From that sermon, we read in Acts 2:38:
Peter said to them, “Repent, and each of you be baptized in the name of Jesus Christ for the forgiveness of your sins; and you will receive the gift of the Holy Spirit.” (NKJV)
Repent refers to a change of mind and purpose that turns an individual from sin to God (see 1 Thessalonians 1:9). Such change involves more than fearing the consequences of God’s judgment. Genuine repentance knows that the evil of sin must be forsaken, and the person and work of Christ totally and singularly embraced. Peter exhorted his hearers to repent, otherwise they would not experience true conversion.

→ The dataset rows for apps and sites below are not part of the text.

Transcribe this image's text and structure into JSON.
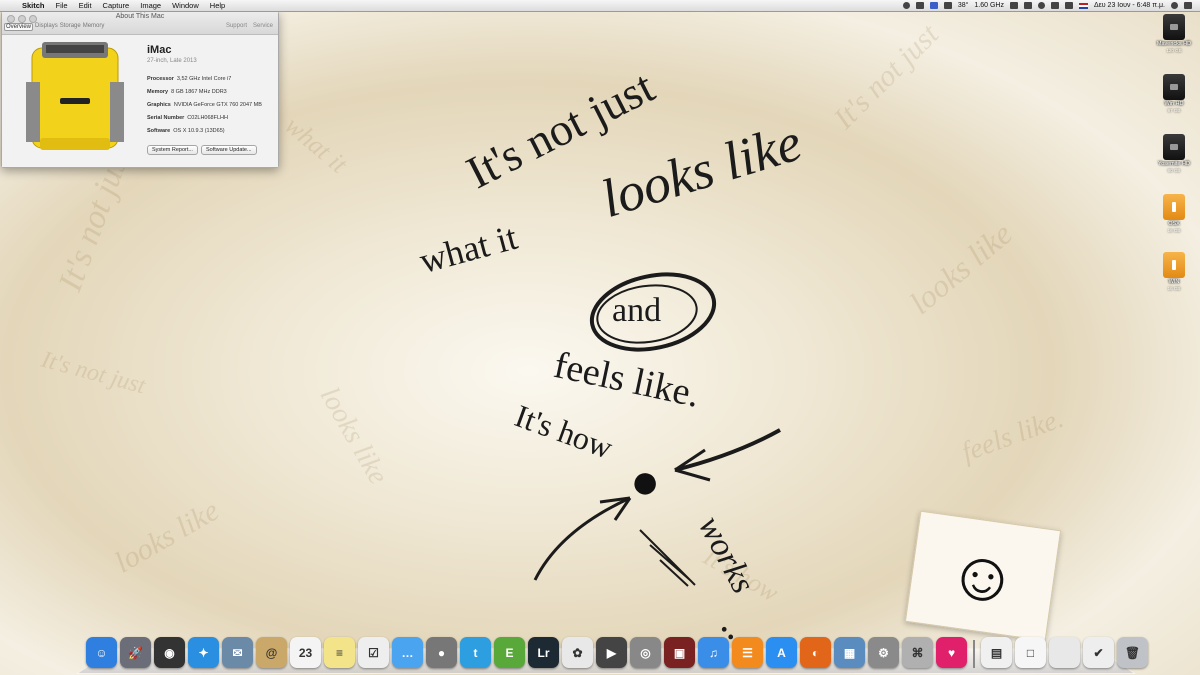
{
  "menubar": {
    "app_name": "Skitch",
    "items": [
      "File",
      "Edit",
      "Capture",
      "Image",
      "Window",
      "Help"
    ],
    "status": {
      "temperature": "38°",
      "cpu": "1.60 GHz",
      "date_time": "Δευ 23 Ιουν - 6:48 π.μ."
    }
  },
  "about_window": {
    "title": "About This Mac",
    "tabs": [
      "Overview",
      "Displays",
      "Storage",
      "Memory"
    ],
    "links": [
      "Support",
      "Service"
    ],
    "model_name": "iMac",
    "model_sub": "27-inch, Late 2013",
    "specs": [
      {
        "label": "Processor",
        "value": "3,52 GHz Intel Core i7"
      },
      {
        "label": "Memory",
        "value": "8 GB 1867 MHz DDR3"
      },
      {
        "label": "Graphics",
        "value": "NVIDIA GeForce GTX 760 2047 MB"
      },
      {
        "label": "Serial Number",
        "value": "C02LH068FLHH"
      },
      {
        "label": "Software",
        "value": "OS X 10.9.3 (13D65)"
      }
    ],
    "buttons": {
      "system_report": "System Report...",
      "software_update": "Software Update..."
    }
  },
  "quote": {
    "line1": "It's not just",
    "line2a": "what it",
    "line2b": "looks like",
    "and": "and",
    "feels": "feels like.",
    "hows": "It's how",
    "works": "works",
    "dots": "...."
  },
  "drives": [
    {
      "name": "Mavericks HD",
      "info": "120 GB"
    },
    {
      "name": "Win HD",
      "info": "97 GB"
    },
    {
      "name": "Yosemite HD",
      "info": "80 GB"
    },
    {
      "name": "OSX",
      "info": "16 GB"
    },
    {
      "name": "WIN",
      "info": "16 GB"
    }
  ],
  "dock": {
    "apps": [
      {
        "name": "finder",
        "glyph": "☺",
        "color": "#2f7fe0"
      },
      {
        "name": "launchpad",
        "glyph": "🚀",
        "color": "#6b6e78"
      },
      {
        "name": "dashboard",
        "glyph": "◉",
        "color": "#333333"
      },
      {
        "name": "safari",
        "glyph": "✦",
        "color": "#2a8fe0"
      },
      {
        "name": "preview",
        "glyph": "✉",
        "color": "#6a8aa8"
      },
      {
        "name": "contacts",
        "glyph": "@",
        "color": "#c9a86a"
      },
      {
        "name": "calendar",
        "glyph": "23",
        "color": "#f4f4f4"
      },
      {
        "name": "notes",
        "glyph": "≡",
        "color": "#f3e48a"
      },
      {
        "name": "reminders",
        "glyph": "☑",
        "color": "#eeeeee"
      },
      {
        "name": "messages",
        "glyph": "…",
        "color": "#4aa4f0"
      },
      {
        "name": "facetime",
        "glyph": "●",
        "color": "#777777"
      },
      {
        "name": "twitter",
        "glyph": "t",
        "color": "#2d9ee0"
      },
      {
        "name": "evernote",
        "glyph": "E",
        "color": "#59a83a"
      },
      {
        "name": "lightroom",
        "glyph": "Lr",
        "color": "#1e2a33"
      },
      {
        "name": "photos",
        "glyph": "✿",
        "color": "#e8e8e8"
      },
      {
        "name": "final-cut",
        "glyph": "▶",
        "color": "#444444"
      },
      {
        "name": "aperture",
        "glyph": "◎",
        "color": "#888888"
      },
      {
        "name": "photo-booth",
        "glyph": "▣",
        "color": "#7a2222"
      },
      {
        "name": "itunes",
        "glyph": "♫",
        "color": "#3a8ee8"
      },
      {
        "name": "ibooks",
        "glyph": "☰",
        "color": "#f28a1e"
      },
      {
        "name": "app-store",
        "glyph": "A",
        "color": "#2a8ff0"
      },
      {
        "name": "firefox",
        "glyph": "◐",
        "color": "#e2661a"
      },
      {
        "name": "archive-utility",
        "glyph": "▦",
        "color": "#5a8cc0"
      },
      {
        "name": "system-preferences",
        "glyph": "⚙",
        "color": "#8a8a8a"
      },
      {
        "name": "network-utility",
        "glyph": "⌘",
        "color": "#b0b0b0"
      },
      {
        "name": "heart-app",
        "glyph": "♥",
        "color": "#e0206a"
      }
    ],
    "right_items": [
      {
        "name": "stack-documents",
        "glyph": "▤",
        "color": "#f0f0f0"
      },
      {
        "name": "stack-applications",
        "glyph": "□",
        "color": "#f6f6f6"
      },
      {
        "name": "stack-apple",
        "glyph": "",
        "color": "#e8e8e8"
      },
      {
        "name": "stack-downloads",
        "glyph": "✔",
        "color": "#eeeeee"
      },
      {
        "name": "trash",
        "glyph": "🗑",
        "color": "#bfc3c8"
      }
    ]
  },
  "sticker": {
    "glyph": "☺"
  }
}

The Greek word for baptized literally means “be dipped or immersed” in water. Peter was obeying Christ’s command from Matthew 28:19 (“Go therefore and make disciples of all the nations, baptizing them in the name of the Father and the Son and the Holy Spirit.”) and urging the people who repented and turned to the Lord Christ for salvation to identify, through the waters of baptism, with His death, burial, and resurrection (compare Acts 19:5; Romans 6:3,4; 1 Corinthians 12:13; and Galatians 3:27).
This is the first time the apostles publicly enjoined people to obey that ceremony. Prior to this, many Jews had experienced the baptism of John the Baptist and were also familiar with the baptism of Gentile converts to Judaism (proselytes). For the new believer, being baptized in the name of Jesus Christ was a crucial but costly identification to accept.

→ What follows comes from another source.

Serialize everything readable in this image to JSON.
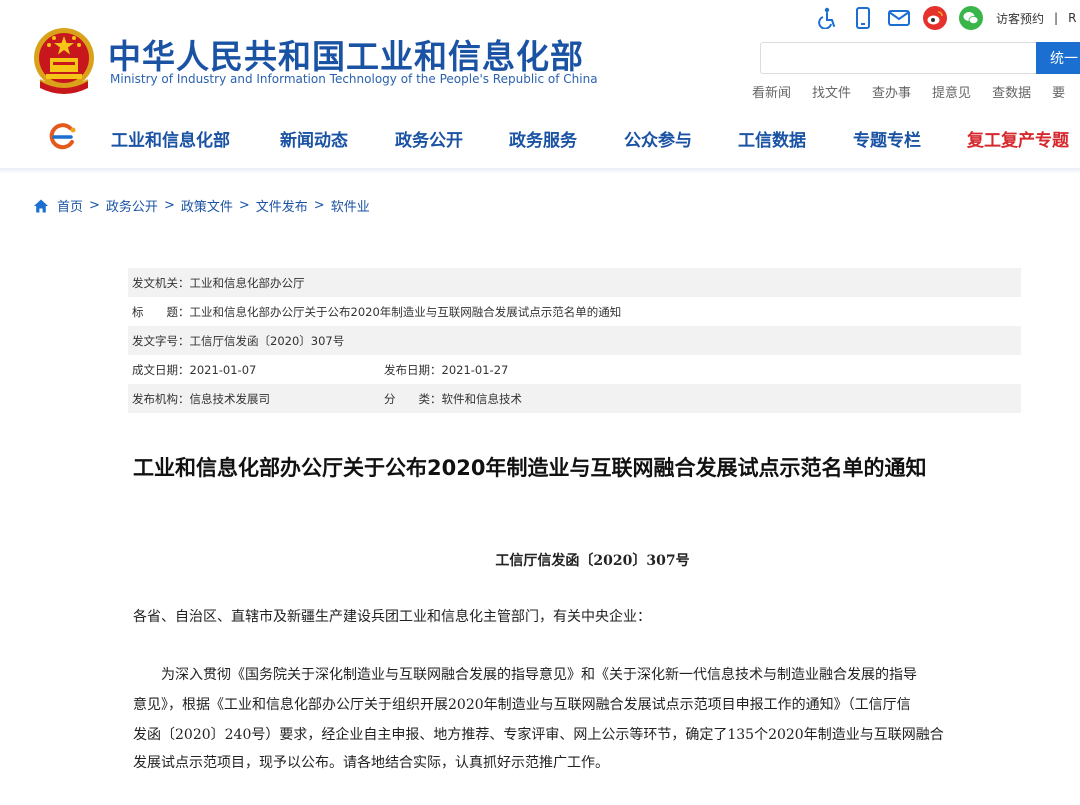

For the forgiveness of your sins might better be translated “because of the forgiveness of sins.” Baptism does not produce forgiveness and cleansing from sin. The reality of forgiveness precedes the rite of baptism (v. 41). Genuine repentance brings from God the forgiveness of sins (compare Ephesians 1:7: “In Him we have redemption through His blood, the forgiveness of our trespasses, according to the riches of His grace …”), and because of that the new believer was to be baptized.
Baptism, however, was to be the ever-present act of obedience, so that it became synonymous with salvation. Thus to say one was baptized for forgiveness was the same as saying one was saved. Every believer enjoys the complete forgiveness of sins (see Matthew 26:28; Luke 24:47; Ephesians 1:7; Colossians 2:13; 1 John 2:12).
One baptism probably refers to the water baptism following salvation, a believer’s public confession of faith in Jesus Christ. Spiritual baptism, by which all believers are placed into the body of Christ (see 1 Corinthians 12:11–13) is implied.
Consider journaling about …
What does baptism means to you based on what you read in Acts 2:38?
As in the first century, baptism “in the name of Christ” remains a “a crucial but costly identification to accept.” Are you willing to pay that price? Why?